John Lim

“ENOUGH” IS a powerful notion. Unfortunately, it’s largely absent from financial conversations.

The concept is rooted in deep self-awareness. It asks the question, how much do I really need to be happy? I believe we should ask this more often because, if we don’t, culture will fill in the blank—and the default answer will be “more.”

Enough has two dimensions. The first dimension is about spending. Too often, we succumb to the hedonic treadmill—the endless pursuit of the next thrilling purchase, only to find our level of happiness unchanged. How’s that been working for you?

The second dimension is about saving and investing. I’m guessing that HumbleDollar readers may grapple more with this aspect of enough. I certainly do. I’m talking about knowing when we’ve saved enough and reached our financial goals. In short, when is enough really enough? If we lack a concept of enough, we’ll end up constantly moving the goal posts farther downfield.

The great enemy of enough is comparison. There will always be someone with more. If we allow it, comparison can be a killjoy. Making comparisons is a deeply ingrained human trait, but that doesn’t mean we can’t overcome it.

Below is a far-from-exhaustive list of benefits that come with knowing what “enough” means to you. When you decide what constitutes enough:

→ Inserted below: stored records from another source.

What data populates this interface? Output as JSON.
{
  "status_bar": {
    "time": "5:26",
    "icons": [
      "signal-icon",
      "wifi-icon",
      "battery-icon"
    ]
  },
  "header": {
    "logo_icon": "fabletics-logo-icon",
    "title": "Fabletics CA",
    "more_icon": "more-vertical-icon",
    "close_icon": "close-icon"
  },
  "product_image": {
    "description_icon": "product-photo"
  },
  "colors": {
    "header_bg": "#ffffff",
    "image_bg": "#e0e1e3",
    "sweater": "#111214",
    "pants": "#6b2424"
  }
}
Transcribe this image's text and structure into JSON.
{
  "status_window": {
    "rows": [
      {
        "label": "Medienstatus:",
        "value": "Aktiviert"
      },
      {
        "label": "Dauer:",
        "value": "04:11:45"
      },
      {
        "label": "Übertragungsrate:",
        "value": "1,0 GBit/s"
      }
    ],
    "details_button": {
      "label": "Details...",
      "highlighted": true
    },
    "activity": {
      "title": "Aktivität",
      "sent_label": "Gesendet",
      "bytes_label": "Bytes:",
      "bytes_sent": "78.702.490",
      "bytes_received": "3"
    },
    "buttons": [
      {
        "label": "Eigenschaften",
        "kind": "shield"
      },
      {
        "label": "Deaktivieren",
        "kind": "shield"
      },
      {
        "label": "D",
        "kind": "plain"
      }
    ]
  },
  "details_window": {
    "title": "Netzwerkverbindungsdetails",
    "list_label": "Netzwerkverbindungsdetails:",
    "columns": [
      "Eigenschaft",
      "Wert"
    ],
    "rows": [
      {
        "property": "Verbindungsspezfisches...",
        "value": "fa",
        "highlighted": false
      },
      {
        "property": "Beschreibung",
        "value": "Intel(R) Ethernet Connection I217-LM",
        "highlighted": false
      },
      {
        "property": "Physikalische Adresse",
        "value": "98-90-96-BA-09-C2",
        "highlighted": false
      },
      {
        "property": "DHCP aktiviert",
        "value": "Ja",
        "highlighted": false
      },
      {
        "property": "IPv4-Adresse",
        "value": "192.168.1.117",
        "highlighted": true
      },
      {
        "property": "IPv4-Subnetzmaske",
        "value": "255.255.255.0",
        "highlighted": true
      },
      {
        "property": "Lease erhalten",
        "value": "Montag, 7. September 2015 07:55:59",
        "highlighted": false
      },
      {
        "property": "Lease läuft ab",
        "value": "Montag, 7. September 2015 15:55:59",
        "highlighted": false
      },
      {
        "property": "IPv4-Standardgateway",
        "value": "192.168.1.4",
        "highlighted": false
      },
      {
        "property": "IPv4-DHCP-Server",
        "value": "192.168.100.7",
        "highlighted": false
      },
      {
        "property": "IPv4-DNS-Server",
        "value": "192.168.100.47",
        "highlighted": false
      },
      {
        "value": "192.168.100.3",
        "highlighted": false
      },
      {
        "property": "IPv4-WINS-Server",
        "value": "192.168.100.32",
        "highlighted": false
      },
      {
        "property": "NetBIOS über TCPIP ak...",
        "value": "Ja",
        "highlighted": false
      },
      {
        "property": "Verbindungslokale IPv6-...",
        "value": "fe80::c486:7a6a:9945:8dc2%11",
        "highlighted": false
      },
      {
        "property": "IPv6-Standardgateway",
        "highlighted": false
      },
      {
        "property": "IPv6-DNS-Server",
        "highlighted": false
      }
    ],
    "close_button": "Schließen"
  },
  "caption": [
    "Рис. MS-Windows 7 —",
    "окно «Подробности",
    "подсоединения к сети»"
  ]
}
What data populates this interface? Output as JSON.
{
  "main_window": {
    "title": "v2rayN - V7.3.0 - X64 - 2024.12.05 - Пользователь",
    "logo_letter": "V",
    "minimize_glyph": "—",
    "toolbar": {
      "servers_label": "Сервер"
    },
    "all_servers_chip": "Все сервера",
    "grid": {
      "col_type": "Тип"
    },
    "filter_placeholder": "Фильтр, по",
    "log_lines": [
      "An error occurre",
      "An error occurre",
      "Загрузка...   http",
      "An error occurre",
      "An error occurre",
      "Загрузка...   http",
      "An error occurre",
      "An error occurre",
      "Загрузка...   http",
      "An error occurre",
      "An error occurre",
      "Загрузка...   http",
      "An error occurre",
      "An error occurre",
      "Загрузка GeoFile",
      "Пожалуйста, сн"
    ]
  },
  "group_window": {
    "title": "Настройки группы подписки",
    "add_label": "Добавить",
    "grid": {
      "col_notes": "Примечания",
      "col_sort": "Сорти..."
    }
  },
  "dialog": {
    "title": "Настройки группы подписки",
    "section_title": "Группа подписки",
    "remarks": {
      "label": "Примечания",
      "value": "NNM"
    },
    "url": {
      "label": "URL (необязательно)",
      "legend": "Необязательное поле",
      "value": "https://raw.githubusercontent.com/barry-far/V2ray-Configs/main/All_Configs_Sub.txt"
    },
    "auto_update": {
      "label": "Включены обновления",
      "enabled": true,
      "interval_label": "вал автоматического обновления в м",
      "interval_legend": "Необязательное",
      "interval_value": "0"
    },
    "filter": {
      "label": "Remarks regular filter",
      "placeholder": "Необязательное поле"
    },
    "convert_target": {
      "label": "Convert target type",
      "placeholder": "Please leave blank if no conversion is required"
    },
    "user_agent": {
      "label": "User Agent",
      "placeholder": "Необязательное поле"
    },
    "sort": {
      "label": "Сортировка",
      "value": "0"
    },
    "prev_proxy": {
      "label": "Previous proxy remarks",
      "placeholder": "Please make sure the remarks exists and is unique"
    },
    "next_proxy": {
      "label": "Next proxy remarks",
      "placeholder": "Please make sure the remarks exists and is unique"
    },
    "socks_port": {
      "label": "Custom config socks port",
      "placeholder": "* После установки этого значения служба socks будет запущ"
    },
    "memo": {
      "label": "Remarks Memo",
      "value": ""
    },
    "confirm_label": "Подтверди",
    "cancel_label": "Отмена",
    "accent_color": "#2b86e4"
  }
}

  • You can stop running on the hedonic treadmill and getting nowhere.
  • You can jump off the “diminishing returns” curve of “more” before it flattens.
  • You can stop comparing yourself to others and be more grateful for what you have.
  • Your savings rate can grow alongside your income, and perhaps faster.
  • You can reach financial freedom sooner.
  • You can stop moving your financial goal posts.
  • You can spend your money to buy yourself time.
  • You can give generously to those in need.
  • You can stop worrying about money and start living.
Notify of
Oldest Most Voted
Inline Feedbacks
View all comments

Free Newsletter